There will be lots of anti-capitalists out there delighted with Gordon Brown's announcement that he is going to use the entire apparatus of government to attack Sir Fred Goodwin and 'claw' back some of his pension, that government ministers previously signed-off on.
Although I agree it is breathtakingly incompetent that a government minister approved of this pay-off for Sir Fred, presumably so that he would keep his mouth shut while the government took over RBS, there are three ramifications we need to be really careful of here:
1) The use of state power to target and then try to destroy a single individual
2) The reneging on and failure to back up in law the voluntary joint agreement of a signed contract
3) The use of retro-active law to achieve a desired governmental aim to attack a single individual
Any of the three measures above are bad for liberty and good for tyranny, therefore we must oppose the government on this plan to attack one man.
Yes, it is appalling that the unelected City minister, Lord Myners, agreed on Gordon Brown's behalf to award Sir Fred this pension. But we should lay the blame for this on Myner's boss, not Sir Fred, who as an individual simply signed an agreement in good faith, which then made it easier for the government to take over RBS.
It's no good Gordon Brown swapping five marbles for a hundred sweets, then scoffing all of the sweets, and then demanding his marbles back. Brown entered into a deal nobody forced him into and he should stick with it.
What we should be really focussing on here is the bait-and-switch case. That is, we should be prosecuting Gordon Brown for the theft of these five marbles from the rest of us, not worrying about how he disposed of them in his bid to live up to the fifth commandment in the Communist Manifesto, which tells all good communists everywhere to try to take over the banks.

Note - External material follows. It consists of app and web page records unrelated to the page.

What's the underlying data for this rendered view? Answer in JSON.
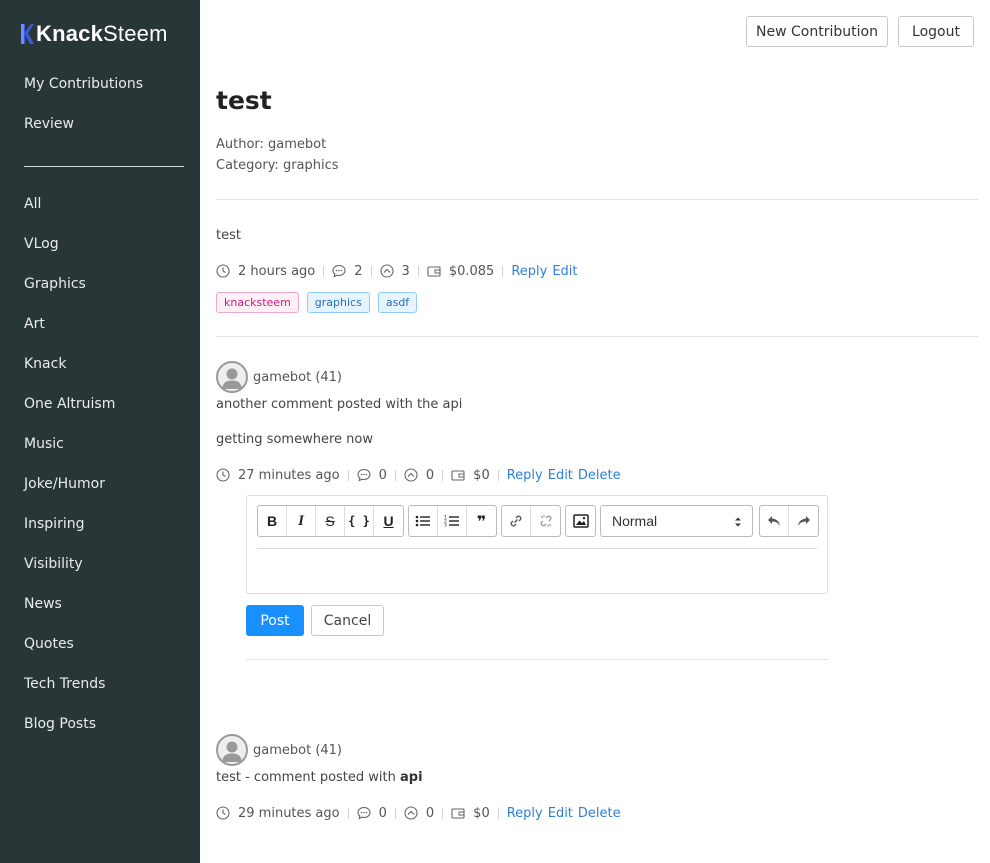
{
  "app": {
    "logo_bold": "Knack",
    "logo_light": "Steem"
  },
  "sidebar": {
    "top_items": [
      {
        "label": "My Contributions"
      },
      {
        "label": "Review"
      }
    ],
    "categories": [
      {
        "label": "All"
      },
      {
        "label": "VLog"
      },
      {
        "label": "Graphics"
      },
      {
        "label": "Art"
      },
      {
        "label": "Knack"
      },
      {
        "label": "One Altruism"
      },
      {
        "label": "Music"
      },
      {
        "label": "Joke/Humor"
      },
      {
        "label": "Inspiring"
      },
      {
        "label": "Visibility"
      },
      {
        "label": "News"
      },
      {
        "label": "Quotes"
      },
      {
        "label": "Tech Trends"
      },
      {
        "label": "Blog Posts"
      }
    ]
  },
  "header": {
    "new_contribution_label": "New Contribution",
    "logout_label": "Logout"
  },
  "post": {
    "title": "test",
    "author": "Author: gamebot",
    "category": "Category: graphics",
    "body": "test",
    "time": "2 hours ago",
    "comments": "2",
    "votes": "3",
    "payout": "$0.085",
    "reply_label": "Reply",
    "edit_label": "Edit",
    "tags": [
      "knacksteem",
      "graphics",
      "asdf"
    ]
  },
  "comments": [
    {
      "user": "gamebot (41)",
      "line1": "another comment posted with the api",
      "line2": "getting somewhere now",
      "time": "27 minutes ago",
      "comments": "0",
      "votes": "0",
      "payout": "$0",
      "reply_label": "Reply",
      "edit_label": "Edit",
      "delete_label": "Delete"
    },
    {
      "user": "gamebot (41)",
      "text_prefix": "test - comment posted with ",
      "text_bold": "api",
      "time": "29 minutes ago",
      "comments": "0",
      "votes": "0",
      "payout": "$0",
      "reply_label": "Reply",
      "edit_label": "Edit",
      "delete_label": "Delete"
    }
  ],
  "editor": {
    "format_value": "Normal",
    "post_label": "Post",
    "cancel_label": "Cancel",
    "bold_glyph": "B",
    "italic_glyph": "I",
    "strike_glyph": "S",
    "code_glyph": "{ }",
    "underline_glyph": "U",
    "quote_glyph": "❞"
  },
  "colors": {
    "sidebar_bg": "#283637",
    "link": "#2f7fd8",
    "primary_button": "#1890ff",
    "tag_pink": "#c41d7f",
    "tag_blue": "#2a6db8"
  }
}
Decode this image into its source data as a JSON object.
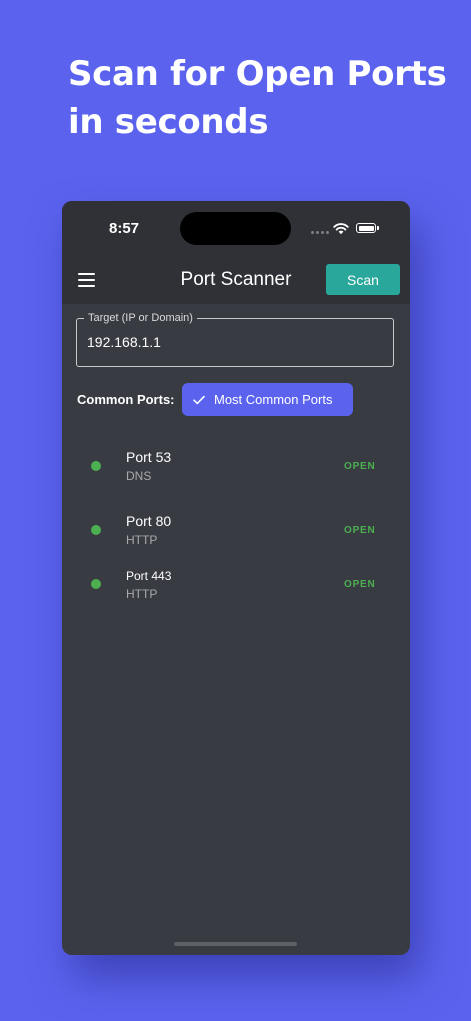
{
  "promo": {
    "headline_line1": "Scan for Open Ports",
    "headline_line2": "in seconds"
  },
  "status_bar": {
    "time": "8:57",
    "icons": [
      "cellular-signal-icon",
      "wifi-icon",
      "battery-icon"
    ]
  },
  "app_bar": {
    "menu_icon": "hamburger-menu-icon",
    "title": "Port Scanner",
    "scan_label": "Scan"
  },
  "target": {
    "label": "Target (IP or Domain)",
    "value": "192.168.1.1"
  },
  "common_ports": {
    "label": "Common Ports:",
    "chip_label": "Most Common Ports",
    "chip_icon": "checkmark-icon",
    "chip_selected": true
  },
  "ports": [
    {
      "port": "Port 53",
      "service": "DNS",
      "status": "OPEN"
    },
    {
      "port": "Port 80",
      "service": "HTTP",
      "status": "OPEN"
    },
    {
      "port": "Port 443",
      "service": "HTTP",
      "status": "OPEN"
    }
  ],
  "colors": {
    "background": "#5b63ee",
    "app_surface": "#393b42",
    "app_bar": "#2f3136",
    "scan_button": "#2aa79b",
    "chip": "#5b63ee",
    "open_status": "#4caf50"
  }
}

I hope Sir Fred Goodwin shields himself successfully both from Gordon Brown and whatever sharp-edged knives our Greek tyrant tries to throw at him.
Thus is the cause of liberty always riding on the knife-edge of bad cases.